A dedicated group of Michigan Tech students is spending the University's Spring Break virtually showing students the benefits of science and technology education.
For the 10th straight year, members of Michigan Technological University’s National Society of Black Engineers (NSBE), student chapter, will spend spring break spreading the message of STEM education to underrepresented middle and high school students in Detroit. While the COVID-19 pandemic has changed the dynamics of this year’s activities, it has brought about a creative way of reaching students.
They call it the Alternative Spring Break, and over the past decade, dozens of Michigan Tech’s NSBE students have personally visited with hundreds of Detroit-area students. The mission — to encourage students to consider going to college and increase the diversity of those entering the science, technology, engineering and math pipeline.
Doing it differently
Like many activities and events, this year’s Alternative Spring Break will be conducted virtually. During the week, the 11 MTU students who comprise this year’s NSBE Pre-College Initiative (PCI), will give presentations to every middle and high school science class at Chandler Park Academy in Detroit, a total of 74 classes and 1,850 students.
Andi Smith is vice president of NSBE and chair of this year’s PCI. The senior chemical engineering major is participating in PCI for the fourth year. Smith said despite the change in format, the message remains the same. “The best thing for me is being able to educate the students on things I wish I would’ve known when I was their age,” Smith said, adding that some of the schools they visit may not have all of the resources that schools in higher income areas have. “I also think it’s extremely valuable that they hear this information from someone who looks like them and is close in age. I understand what it was like to be in their position and having some random person come in and school them on different subjects and how that can be extremely boring, so I try to make sure I combat the things I disliked about guest presenters and make it more engaging.”

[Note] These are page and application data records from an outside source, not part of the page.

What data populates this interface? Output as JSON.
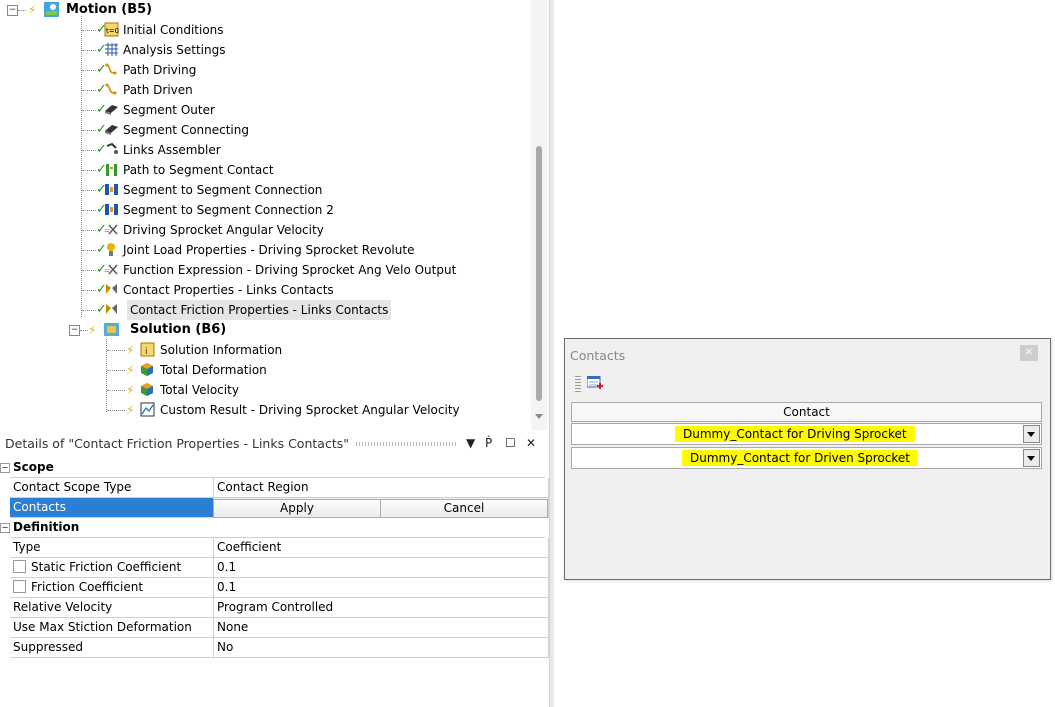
{
  "tree": {
    "motion": {
      "label": "Motion (B5)"
    },
    "items": [
      "Initial Conditions",
      "Analysis Settings",
      "Path Driving",
      "Path Driven",
      "Segment Outer",
      "Segment Connecting",
      "Links Assembler",
      "Path to Segment Contact",
      "Segment to Segment Connection",
      "Segment to Segment Connection 2",
      "Driving Sprocket Angular Velocity",
      "Joint Load Properties - Driving Sprocket Revolute",
      "Function Expression - Driving Sprocket Ang Velo Output",
      "Contact Properties - Links Contacts",
      "Contact Friction Properties - Links Contacts"
    ],
    "solution": {
      "label": "Solution (B6)"
    },
    "solution_items": [
      "Solution Information",
      "Total Deformation",
      "Total Velocity",
      "Custom Result - Driving Sprocket Angular Velocity"
    ]
  },
  "details": {
    "title": "Details of \"Contact Friction Properties - Links Contacts\"",
    "scope": {
      "section": "Scope",
      "contact_scope_type_label": "Contact Scope Type",
      "contact_scope_type_value": "Contact Region",
      "contacts_label": "Contacts",
      "apply": "Apply",
      "cancel": "Cancel"
    },
    "definition": {
      "section": "Definition",
      "type_label": "Type",
      "type_value": "Coefficient",
      "static_friction_label": "Static Friction Coefficient",
      "static_friction_value": "0.1",
      "friction_label": "Friction Coefficient",
      "friction_value": "0.1",
      "relative_velocity_label": "Relative Velocity",
      "relative_velocity_value": "Program Controlled",
      "max_stiction_label": "Use Max Stiction Deformation",
      "max_stiction_value": "None",
      "suppressed_label": "Suppressed",
      "suppressed_value": "No"
    }
  },
  "contacts_dialog": {
    "title": "Contacts",
    "column_header": "Contact",
    "rows": [
      "Dummy_Contact for Driving Sprocket",
      "Dummy_Contact for Driven Sprocket"
    ]
  },
  "colors": {
    "selection_blue": "#2a7ed3",
    "highlight_yellow": "#fffa00",
    "check_green": "#1a9c1a"
  }
}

This year I came up with the idea to create a scholarship for one of the students we speak to who decided to come to Michigan Tech. The scholarship will be used for travel, tuition, books or anything else they need in order to come to MTU,” explained Smith. She said the efforts of Michigan Tech alumna Erin Richie and other alumni made the scholarship a reality.
A need for innovators
While popular in-person activities, such as family engineering events for K-8 students and their families, will not happen this year, the virtual sessions will reach more students with the important message of STEM. “It is extremely important to encourage young people to enter into STEM fields because we need more and diverse innovators to create solutions to everyday problems and global challenges that we face,” said Smith.
Joan Chadde, director of Michigan Tech’s Center for Science and Environmental Outreach, has mentored the group for its alternative Spring Break trip for the past 10 years. Chadde is excited the PCI outreach in Detroit schools will continue despite the pandemic. “These presentations are designed to engage and inspire diverse students to learn about and consider careers in engineering and science by interacting with ‘hometown’ role models,” said Chadde, who noted that most of the participating NSBE students are from the Detroit area.
The NSBE student chapter’s outreach effort is funded by General Motors and Tech’s Department of Civil and Environmental Engineering.
Smith said COVID-19 did make continuing the Alternative Spring Break program more difficult —but solving problems is what being an engineer is all about. “Engineering is such a diverse field that it can be intimidating to get started, but anyone can do it and be a part of it. Sometimes students just need to be made aware of the opportunity.”
Michigan Technological University is a public research university, home to more than 7,000 students from 54 countries. Founded in 1885, the University offers more than 120 undergraduate and graduate degree programs in science and technology, engineering, forestry, business and economics, health professions, humanities, mathematics, and social sciences. Our campus in Michigan’s Upper Peninsula overlooks the Keweenaw Waterway and is just a few miles from Lake Superior.